Johns Hopkins hematologic oncologist, Richard Ambinder, M.D., is one of the world's leading experts on Kaposi's sarcoma and other AIDS-associated cancers. Ambinder is director of the Division of Hematologic Malignancies at Johns Hopkins and leads a team of world-reknowned experts in blood and bone marrow cancers.
About Kaposi's Sarcoma
Kaposi's sarcoma is a disease in which cancer cells are found in the tissues under the skin or mucous membranes that line the mouth, nose, and anus. This disease causes red or purple patches on the skin and/or mucous membranes and spreads to other organs in the body (lungs, liver, etc).
Although Kaposi's sarcoma occurs, usually, in older men of Jewish, Italian, or mediterranean heritage, studies have shown that this disease grows faster in patients who have AIDS.

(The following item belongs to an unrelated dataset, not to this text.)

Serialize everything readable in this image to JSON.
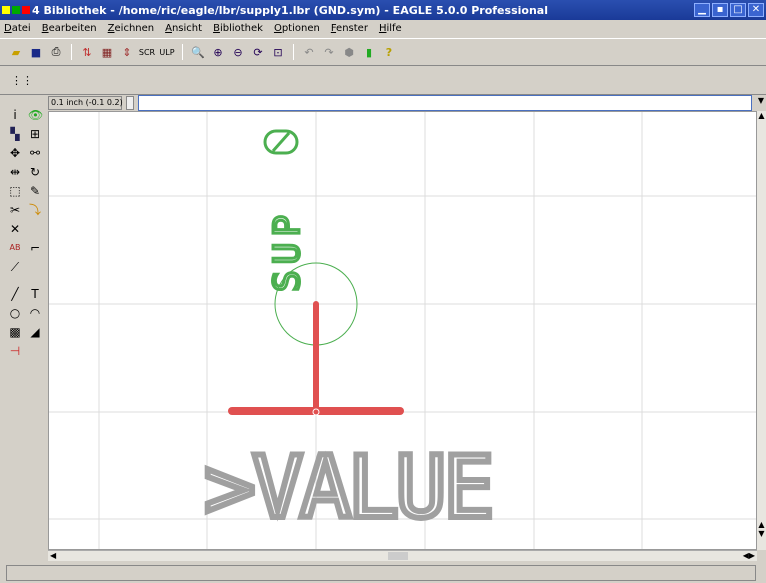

If a patient shows signs of Kaposi's sarcoma, a doctor will examine the skin and lymph nodes to see if the lymph node's structure is altered.